IF YOU’RE like most Granite Staters, despite rain, you spent Independence Day weekend at cookouts with friends. Briefly, you might have thought about the fact that 245 years ago our brave countrymen risked their lives to establish a nation for the first time in history founded on an idea — Freedom.
My wife and I recently had our first child on Father’s Day and we celebrated Jack’s first Independence Day weekend. As we headed off to visit family and friends, I looked back in the freshly installed car seat in our Ford and couldn’t help but think what the holiday meant for not just us but for him. What kind of country and world did he just enter?
As we listened to music on the road, one song that came on was one I hadn’t heard in many years. “American Child” by country artist Phil Vassar is probably a song that eludes most, but I always remember one of the lines from the lyrics ‘With a promise that’s more than just someone’s last name — anyone’s equal.”
It’s those words that sum up the fundamental promise of America — success and failure aren’t purely inherited. Regardless of where you were born or occupation of your parents, everyone has a shot to achieve a piece of the American dream.
Unfortunately, many corporations and politicians that benefit from our division now say that the American dream never existed, that America is just another random place on a map — and, worse, a perverted idea that America has led to nothing but a dark chapter in the world’s history and condoning oppression. They say that our flag is a symbol of hate.
I wholeheartedly reject this and hope for my son’s sake that we as Americans rally around the idea that our nation truly is still special, and yes, exceptional. It has only been because of America that the modern world knows the blessings of freedom and liberty. Thanks to the exceptionalism of our great nation, human rights and consent of the governed is recognized as a model not just for us, but for the world.
We can’t let corporations or politicians cancel our American spirit. We can’t let them teach kids that America is anything less than exceptional.
During my tenure at the State Department during Trump’s administration, I saw first-hand how America is a beacon of hope for those all around the world. We offered support for the people of Venezuela, who have been suffering under a brutal socialist regime. And in one particular meeting in South Africa, when I was leading our global HIV/AIDS program, a gentleman from a health ministry stood up and told us that at the height of the AIDs epidemic, “Saturdays were for funerals.” Now, with tears in his eyes, he said that they have curbed the epidemic and “because of American leadership — Saturdays are for celebration.”
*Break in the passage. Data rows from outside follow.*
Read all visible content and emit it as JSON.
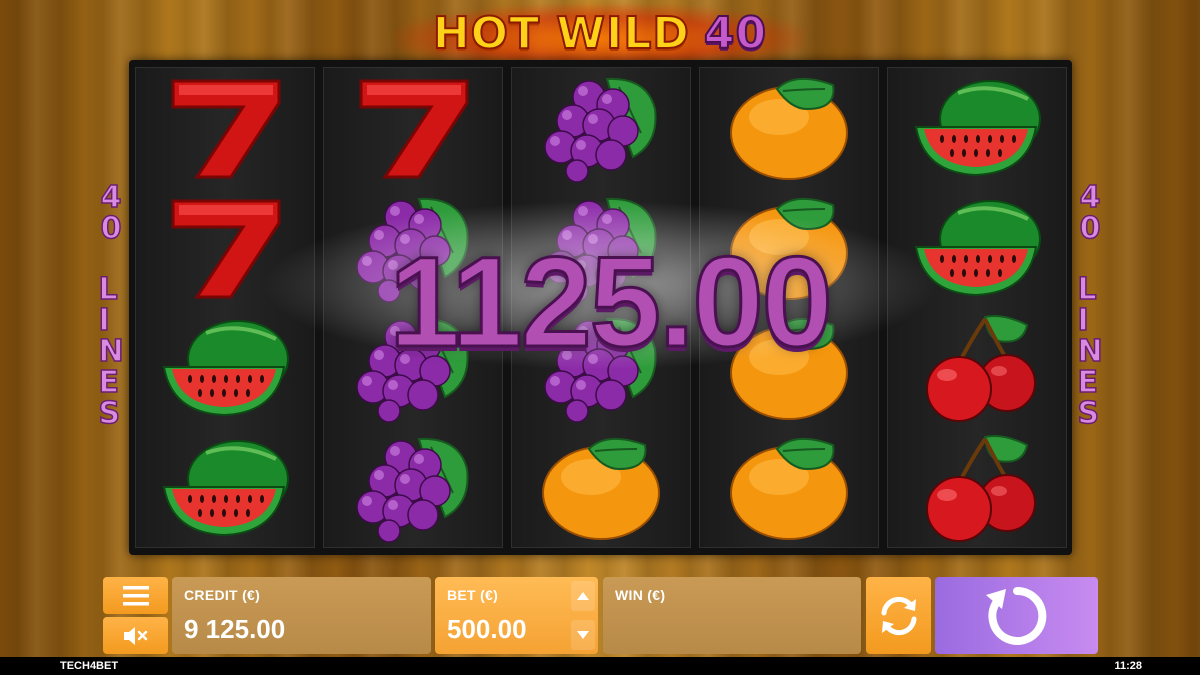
{
  "game": {
    "title_main": "HOT WILD",
    "title_number": "40",
    "side_label_number": "40",
    "side_label_word": "LINES"
  },
  "reels": [
    [
      "seven",
      "seven",
      "watermelon",
      "watermelon"
    ],
    [
      "seven",
      "grapes",
      "grapes",
      "grapes"
    ],
    [
      "grapes",
      "grapes",
      "grapes",
      "orange"
    ],
    [
      "orange",
      "orange",
      "orange",
      "orange"
    ],
    [
      "watermelon",
      "watermelon",
      "cherries",
      "cherries"
    ]
  ],
  "win_display": {
    "amount": "1125.00"
  },
  "controls": {
    "menu_icon": "hamburger-icon",
    "sound_icon": "speaker-muted-icon",
    "credit": {
      "label": "CREDIT (€)",
      "value": "9 125.00"
    },
    "bet": {
      "label": "BET (€)",
      "value": "500.00"
    },
    "win": {
      "label": "WIN (€)",
      "value": ""
    },
    "autoplay_icon": "autoplay-refresh-icon",
    "spin_icon": "spin-arrow-icon"
  },
  "footer": {
    "brand": "TECH4BET",
    "time": "11:28"
  },
  "colors": {
    "orange_button": "#f39a1f",
    "panel_brown": "#c99a55",
    "spin_purple": "#b07ae8",
    "win_text": "#b24fb3"
  }
}
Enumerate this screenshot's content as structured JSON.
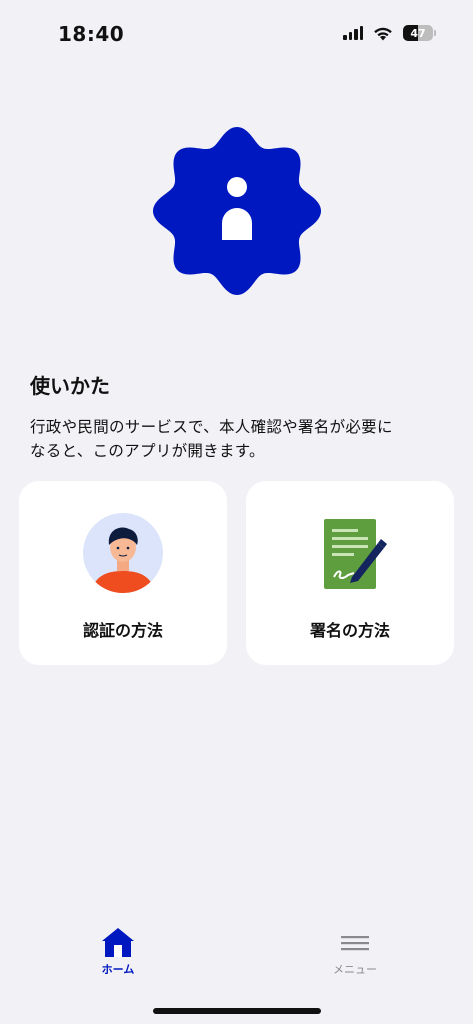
{
  "status_bar": {
    "time": "18:40",
    "battery": "47"
  },
  "colors": {
    "accent": "#0018c0",
    "background": "#f2f1f6",
    "card": "#ffffff",
    "inactive": "#8a8a8e"
  },
  "hero": {
    "icon": "info-badge-icon"
  },
  "usage": {
    "title": "使いかた",
    "description_line1": "行政や民間のサービスで、本人確認や署名が必要に",
    "description_line2": "なると、このアプリが開きます。"
  },
  "cards": [
    {
      "label": "認証の方法",
      "icon": "person-avatar-icon"
    },
    {
      "label": "署名の方法",
      "icon": "signature-document-icon"
    }
  ],
  "tab_bar": {
    "home_label": "ホーム",
    "menu_label": "メニュー",
    "active": "home"
  }
}
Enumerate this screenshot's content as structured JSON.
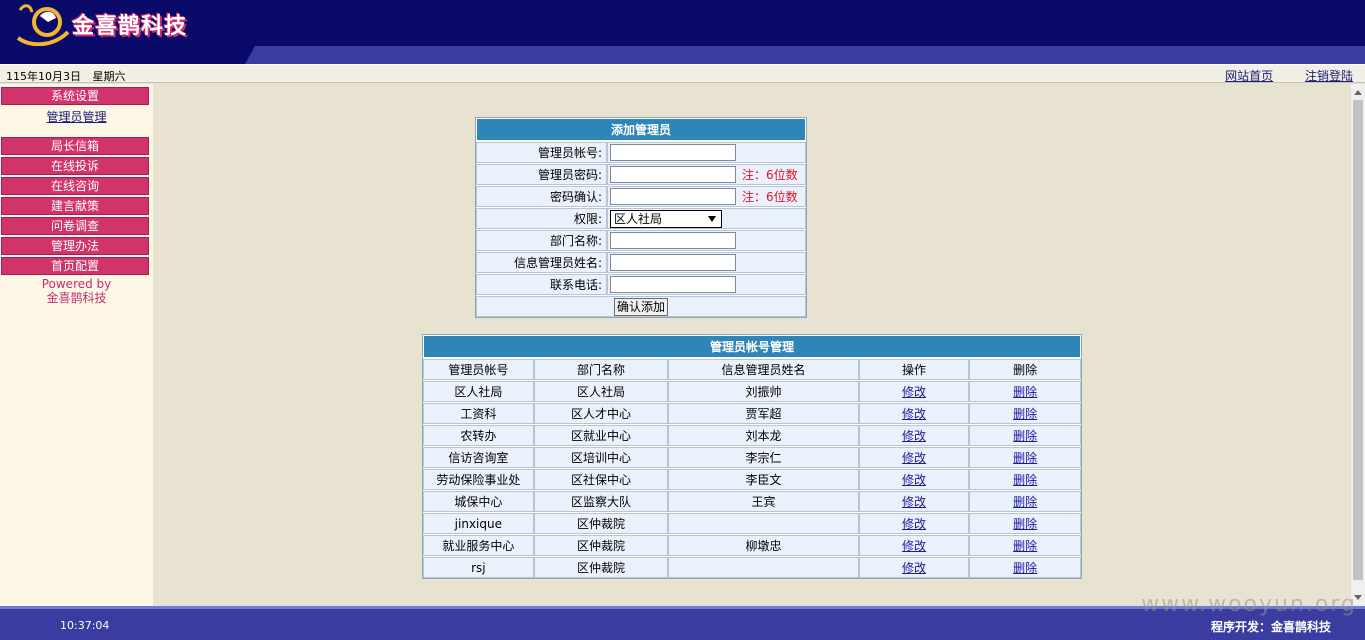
{
  "brand": {
    "name": "金喜鹊科技"
  },
  "infobar": {
    "date": "115年10月3日",
    "weekday": "星期六",
    "links": {
      "home": "网站首页",
      "logout": "注销登陆"
    }
  },
  "sidebar": {
    "items": [
      "系统设置",
      "管理员管理",
      "局长信箱",
      "在线投诉",
      "在线咨询",
      "建言献策",
      "问卷调查",
      "管理办法",
      "首页配置"
    ],
    "powered_by": "Powered by",
    "powered_name": "金喜鹊科技"
  },
  "add_form": {
    "title": "添加管理员",
    "labels": {
      "account": "管理员帐号:",
      "password": "管理员密码:",
      "confirm": "密码确认:",
      "role": "权限:",
      "dept": "部门名称:",
      "info_admin": "信息管理员姓名:",
      "phone": "联系电话:"
    },
    "notes": {
      "password": "注：6位数",
      "confirm": "注：6位数"
    },
    "role_selected": "区人社局",
    "submit": "确认添加"
  },
  "account_table": {
    "title": "管理员帐号管理",
    "headers": [
      "管理员帐号",
      "部门名称",
      "信息管理员姓名",
      "操作",
      "删除"
    ],
    "edit_label": "修改",
    "delete_label": "删除",
    "rows": [
      [
        "区人社局",
        "区人社局",
        "刘振帅"
      ],
      [
        "工资科",
        "区人才中心",
        "贾军超"
      ],
      [
        "农转办",
        "区就业中心",
        "刘本龙"
      ],
      [
        "信访咨询室",
        "区培训中心",
        "李宗仁"
      ],
      [
        "劳动保险事业处",
        "区社保中心",
        "李臣文"
      ],
      [
        "城保中心",
        "区监察大队",
        "王宾"
      ],
      [
        "jinxique",
        "区仲裁院",
        ""
      ],
      [
        "就业服务中心",
        "区仲裁院",
        "柳墩忠"
      ],
      [
        "rsj",
        "区仲裁院",
        ""
      ]
    ]
  },
  "footer": {
    "time": "10:37:04",
    "developer": "程序开发：金喜鹊科技"
  },
  "watermark": "www.wooyun.org"
}
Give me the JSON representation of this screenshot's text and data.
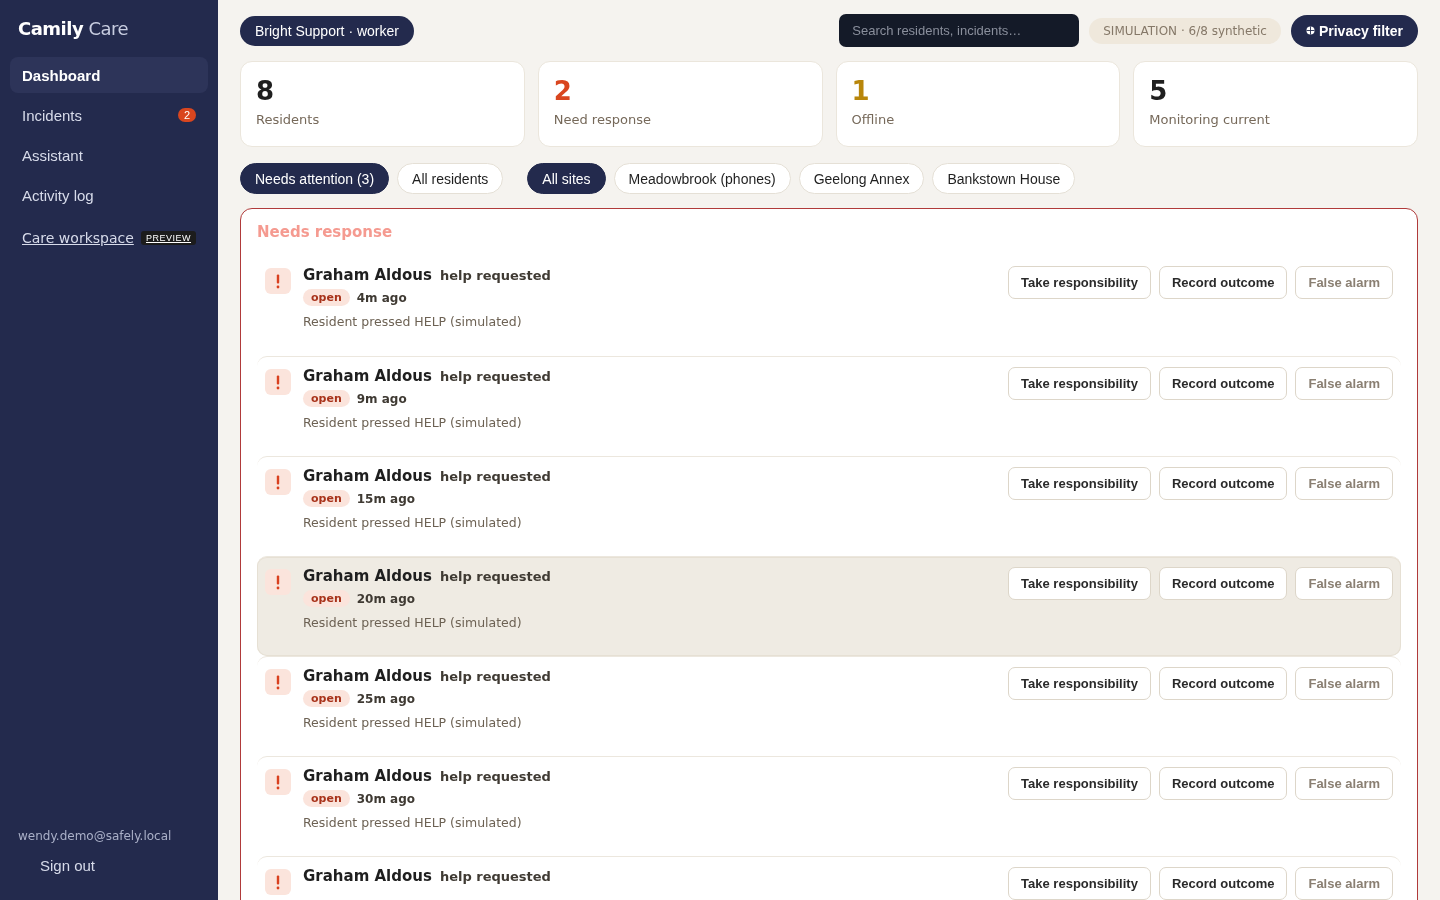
{
  "sidebar": {
    "brand": {
      "bold": "Camily",
      "light": "Care"
    },
    "items": [
      {
        "label": "Dashboard",
        "selected": true
      },
      {
        "label": "Incidents",
        "selected": false,
        "badge": "2"
      },
      {
        "label": "Assistant",
        "selected": false
      },
      {
        "label": "Activity log",
        "selected": false
      }
    ],
    "workspace_link": {
      "label": "Care workspace",
      "tag": "PREVIEW"
    },
    "user_email": "wendy.demo@safely.local",
    "sign_out": "Sign out"
  },
  "topbar": {
    "org": "Bright Support · worker",
    "search": {
      "placeholder": "Search residents, incidents…"
    },
    "simulation": "SIMULATION · 6/8 synthetic",
    "privacy_button": "Privacy filter"
  },
  "stats": [
    {
      "value": "8",
      "label": "Residents",
      "color": "#1f1f1f"
    },
    {
      "value": "2",
      "label": "Need response",
      "color": "#d9461f"
    },
    {
      "value": "1",
      "label": "Offline",
      "color": "#b8860b"
    },
    {
      "value": "5",
      "label": "Monitoring current",
      "color": "#1f1f1f"
    }
  ],
  "filters": [
    {
      "label": "Needs attention (3)",
      "selected": true
    },
    {
      "label": "All residents",
      "selected": false
    }
  ],
  "sites": [
    {
      "label": "All sites",
      "selected": true
    },
    {
      "label": "Meadowbrook (phones)",
      "selected": false
    },
    {
      "label": "Geelong Annex",
      "selected": false
    },
    {
      "label": "Bankstown House",
      "selected": false
    }
  ],
  "panel": {
    "title": "Needs response",
    "incidents": [
      {
        "name": "Graham Aldous",
        "event": "help requested",
        "status": "open",
        "time": "4m ago",
        "detail": "Resident pressed HELP (simulated)",
        "highlighted": false,
        "actions": [
          "Take responsibility",
          "Record outcome",
          "False alarm"
        ]
      },
      {
        "name": "Graham Aldous",
        "event": "help requested",
        "status": "open",
        "time": "9m ago",
        "detail": "Resident pressed HELP (simulated)",
        "highlighted": false,
        "actions": [
          "Take responsibility",
          "Record outcome",
          "False alarm"
        ]
      },
      {
        "name": "Graham Aldous",
        "event": "help requested",
        "status": "open",
        "time": "15m ago",
        "detail": "Resident pressed HELP (simulated)",
        "highlighted": false,
        "actions": [
          "Take responsibility",
          "Record outcome",
          "False alarm"
        ]
      },
      {
        "name": "Graham Aldous",
        "event": "help requested",
        "status": "open",
        "time": "20m ago",
        "detail": "Resident pressed HELP (simulated)",
        "highlighted": true,
        "actions": [
          "Take responsibility",
          "Record outcome",
          "False alarm"
        ]
      },
      {
        "name": "Graham Aldous",
        "event": "help requested",
        "status": "open",
        "time": "25m ago",
        "detail": "Resident pressed HELP (simulated)",
        "highlighted": false,
        "actions": [
          "Take responsibility",
          "Record outcome",
          "False alarm"
        ]
      },
      {
        "name": "Graham Aldous",
        "event": "help requested",
        "status": "open",
        "time": "30m ago",
        "detail": "Resident pressed HELP (simulated)",
        "highlighted": false,
        "actions": [
          "Take responsibility",
          "Record outcome",
          "False alarm"
        ]
      },
      {
        "name": "Graham Aldous",
        "event": "help requested",
        "highlighted": false,
        "actions": [
          "Take responsibility",
          "Record outcome",
          "False alarm"
        ]
      }
    ]
  }
}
Americans brought hope to millions in a part of the world needing it most. Just like today, our great nation helped stem the spread of a deadly epidemic.
Brave Americans have sacrificed for generations to preserve freedom not just for ourselves but for so many others. My grandfather Jack Ward, the namesake for our son, served in World War II in Gen. George Patton’s army. Like many of the Greatest Generation, he proudly served, receiving a Bronze Star while fighting in the European theater and helping with the de-Nazification of post-war Germany, which protected not just our own freedoms and interests but also liberated a continent from a merciless tyrant.
America is exceptional due to the generations of brave men and women who have sacrificed on its behalf. These heroes have not sacrificed in vain. We can recapture the spirit of American exceptionalism if our leaders are willing to stand up and do so. We can once again ensure that the next generation understands that what makes America so unique is that if they are willing to work hard, they too can achieve their dream.
Our children must learn that America is the beacon of hope in a dark world — and that if we fail and allow those who seek to divide us in Washington to succeed, then we are doing nothing but paving the way towards a world dominated by the likes of a Communist China.